Problem description: Search the records for the string "this", and show each line where it appears.

□ □ □ □ □ □ □

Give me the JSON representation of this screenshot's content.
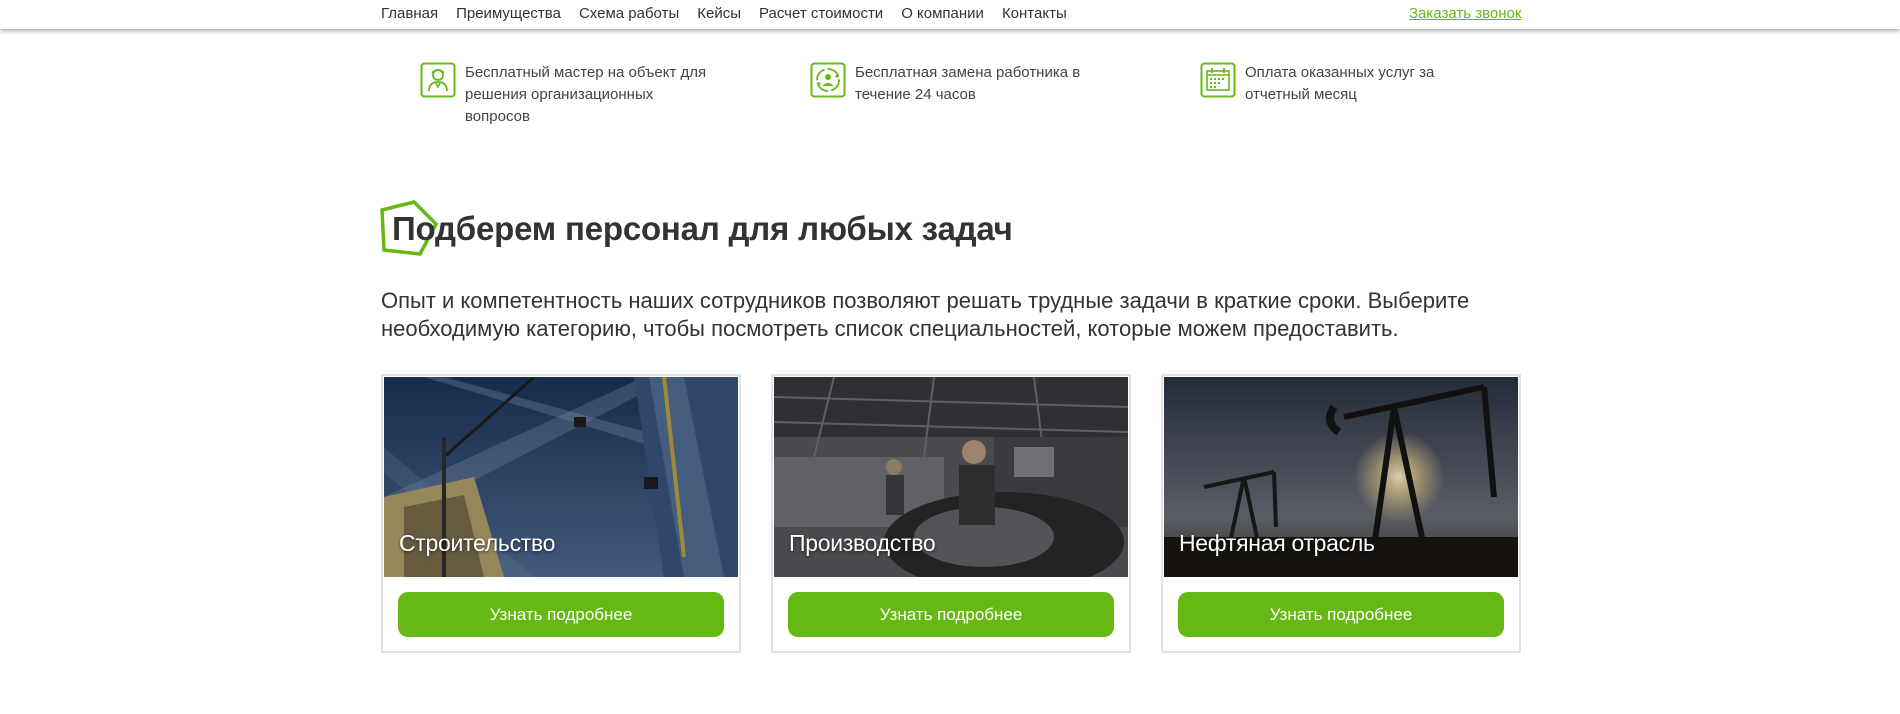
{
  "nav": {
    "items": [
      "Главная",
      "Преимущества",
      "Схема работы",
      "Кейсы",
      "Расчет стоимости",
      "О компании",
      "Контакты"
    ],
    "callback": "Заказать звонок"
  },
  "benefits": [
    {
      "icon": "worker-icon",
      "text": "Бесплатный мастер на объект для решения организационных вопросов"
    },
    {
      "icon": "replacement-icon",
      "text": "Бесплатная замена работника в течение 24 часов"
    },
    {
      "icon": "calendar-icon",
      "text": "Оплата оказанных услуг за отчетный месяц"
    }
  ],
  "section": {
    "title": "Подберем персонал для любых задач",
    "description": "Опыт и компетентность наших сотрудников позволяют решать трудные задачи в краткие сроки. Выберите необходимую категорию, чтобы посмотреть список специальностей, которые можем предоставить."
  },
  "cards": [
    {
      "title": "Строительство",
      "button": "Узнать подробнее",
      "image": "construction-crane-photo"
    },
    {
      "title": "Производство",
      "button": "Узнать подробнее",
      "image": "factory-assembly-photo"
    },
    {
      "title": "Нефтяная отрасль",
      "button": "Узнать подробнее",
      "image": "oil-pumpjack-photo"
    }
  ],
  "colors": {
    "accent": "#66b814",
    "text": "#333333",
    "card_border": "#e2e2e2"
  }
}
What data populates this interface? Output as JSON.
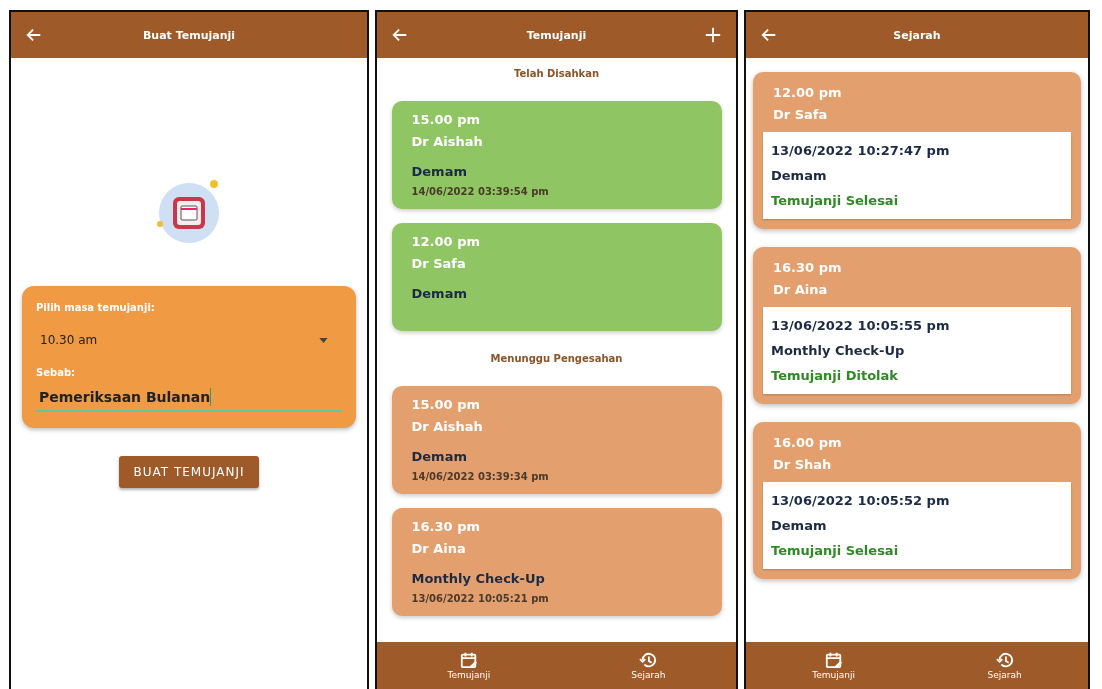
{
  "screens": [
    {
      "kind": "form",
      "title": "Buat Temujanji",
      "form": {
        "time_label": "Pilih masa temujanji:",
        "time_value": "10.30 am",
        "reason_label": "Sebab:",
        "reason_value": "Pemeriksaan Bulanan"
      },
      "button": "BUAT TEMUJANJI"
    },
    {
      "kind": "list",
      "title": "Temujanji",
      "sections": [
        {
          "heading": "Telah Disahkan",
          "color": "#8fc563",
          "cards": [
            {
              "time": "15.00 pm",
              "doctor": "Dr Aishah",
              "reason": "Demam",
              "date": "14/06/2022 03:39:54 pm"
            },
            {
              "time": "12.00 pm",
              "doctor": "Dr Safa",
              "reason": "Demam"
            }
          ]
        },
        {
          "heading": "Menunggu Pengesahan",
          "color": "#e3a06e",
          "cards": [
            {
              "time": "15.00 pm",
              "doctor": "Dr Aishah",
              "reason": "Demam",
              "date": "14/06/2022 03:39:34 pm"
            },
            {
              "time": "16.30 pm",
              "doctor": "Dr Aina",
              "reason": "Monthly Check-Up",
              "date": "13/06/2022 10:05:21 pm"
            }
          ]
        }
      ],
      "nav": [
        "Temujanji",
        "Sejarah"
      ]
    },
    {
      "kind": "history",
      "title": "Sejarah",
      "cards": [
        {
          "time": "12.00 pm",
          "doctor": "Dr Safa",
          "date": "13/06/2022 10:27:47 pm",
          "reason": "Demam",
          "status": "Temujanji Selesai"
        },
        {
          "time": "16.30 pm",
          "doctor": "Dr Aina",
          "date": "13/06/2022 10:05:55 pm",
          "reason": "Monthly Check-Up",
          "status": "Temujanji Ditolak"
        },
        {
          "time": "16.00 pm",
          "doctor": "Dr Shah",
          "date": "13/06/2022 10:05:52 pm",
          "reason": "Demam",
          "status": "Temujanji Selesai"
        }
      ],
      "nav": [
        "Temujanji",
        "Sejarah"
      ]
    }
  ]
}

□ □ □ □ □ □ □

Answer box:
Give me the JSON representation of this screenshot's content.
What data populates this interface? Output as JSON.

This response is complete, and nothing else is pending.